This tour will let you in on the hidden lives of the Courtesans of 13th and 14thCentury Venice. The oldest profession in the world, by some of them, was practiced in a different fashion: very sophisticated and almost noble. A powerful mix of lust, culture, luxury, poetry, music, grace and fiction.
Their life was not ordinary, but can help us to recant the story of many women who, in the same period of history, were sold out of necessity, or who chose this lifestyle to pursue freedom, or for ambition, or by chance. Of these lives, often nothing remains; all that is left of these lives are names, tariffs, convictions, poems and paintings.
Much of Renaissance Society, had close ties with the courtesans. Great Painters and writers not only patronized and loved courtesans, but these women were also the source of great inspiration for their paintings and poems. What was the real life of courtesans? Where did they live? How much they earn? What did they think? Who were their friends and their worst enemies? What did it mean to be an “honest courtesan” in the Renaissance?
The term “honest courtesan” was invented by Mr. Burcard , who was a sort of master of ceremonies of six Popes, notably Pope Borgia Alexander VI. Honest courtesans were of course, not chaste women, rather they were women of great culture and manners who moved with great comfort and grace in the Italian and Papal courts.

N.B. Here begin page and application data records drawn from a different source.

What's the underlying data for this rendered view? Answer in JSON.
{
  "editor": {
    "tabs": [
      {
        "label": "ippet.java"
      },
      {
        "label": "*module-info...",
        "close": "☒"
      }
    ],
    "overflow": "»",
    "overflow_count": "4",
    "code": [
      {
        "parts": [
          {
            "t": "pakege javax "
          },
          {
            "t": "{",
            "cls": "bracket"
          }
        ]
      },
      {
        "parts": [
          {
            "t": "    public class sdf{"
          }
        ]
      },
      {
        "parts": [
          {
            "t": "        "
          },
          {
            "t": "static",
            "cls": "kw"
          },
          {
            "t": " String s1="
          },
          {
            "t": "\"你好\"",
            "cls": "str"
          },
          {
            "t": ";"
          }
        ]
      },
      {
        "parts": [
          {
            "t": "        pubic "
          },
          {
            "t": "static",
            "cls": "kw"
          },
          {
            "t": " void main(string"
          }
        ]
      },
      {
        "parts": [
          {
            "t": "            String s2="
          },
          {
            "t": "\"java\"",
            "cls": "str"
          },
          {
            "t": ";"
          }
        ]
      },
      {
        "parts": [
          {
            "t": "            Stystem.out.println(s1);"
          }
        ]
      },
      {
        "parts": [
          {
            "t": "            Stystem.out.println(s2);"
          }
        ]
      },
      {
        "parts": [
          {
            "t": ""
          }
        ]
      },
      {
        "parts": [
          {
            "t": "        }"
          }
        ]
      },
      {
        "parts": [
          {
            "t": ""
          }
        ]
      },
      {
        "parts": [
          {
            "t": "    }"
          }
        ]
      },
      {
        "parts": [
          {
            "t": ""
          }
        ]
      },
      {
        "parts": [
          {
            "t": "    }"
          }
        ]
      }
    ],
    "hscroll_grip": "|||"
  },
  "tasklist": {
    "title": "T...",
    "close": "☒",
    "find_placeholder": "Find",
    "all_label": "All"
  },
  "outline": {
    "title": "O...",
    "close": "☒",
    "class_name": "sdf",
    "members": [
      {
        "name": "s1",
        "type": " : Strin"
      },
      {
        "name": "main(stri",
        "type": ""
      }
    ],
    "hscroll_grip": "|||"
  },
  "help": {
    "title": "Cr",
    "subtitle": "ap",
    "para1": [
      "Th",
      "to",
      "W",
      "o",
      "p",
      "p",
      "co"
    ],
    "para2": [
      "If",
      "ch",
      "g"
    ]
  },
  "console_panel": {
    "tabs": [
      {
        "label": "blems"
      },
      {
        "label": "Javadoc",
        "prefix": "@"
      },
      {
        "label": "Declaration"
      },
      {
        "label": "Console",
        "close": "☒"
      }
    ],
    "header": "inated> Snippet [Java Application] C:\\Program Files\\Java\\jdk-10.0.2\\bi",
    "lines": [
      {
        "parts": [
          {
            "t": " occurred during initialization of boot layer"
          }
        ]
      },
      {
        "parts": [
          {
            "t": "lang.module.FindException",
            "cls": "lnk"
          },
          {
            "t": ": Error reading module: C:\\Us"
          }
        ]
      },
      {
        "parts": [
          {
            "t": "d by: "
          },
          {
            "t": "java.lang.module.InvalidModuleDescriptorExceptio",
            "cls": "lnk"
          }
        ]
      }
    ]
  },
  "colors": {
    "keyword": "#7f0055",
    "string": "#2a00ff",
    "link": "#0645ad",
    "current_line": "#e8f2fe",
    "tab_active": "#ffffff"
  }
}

During this itinerary we will discover how and where Loretta Chase’s “Your Scandalous Ways” famous courtesans lived and we will talk about the most famous courtesan, Veronica Franco as depicted in Marshall Herskovits’ painting.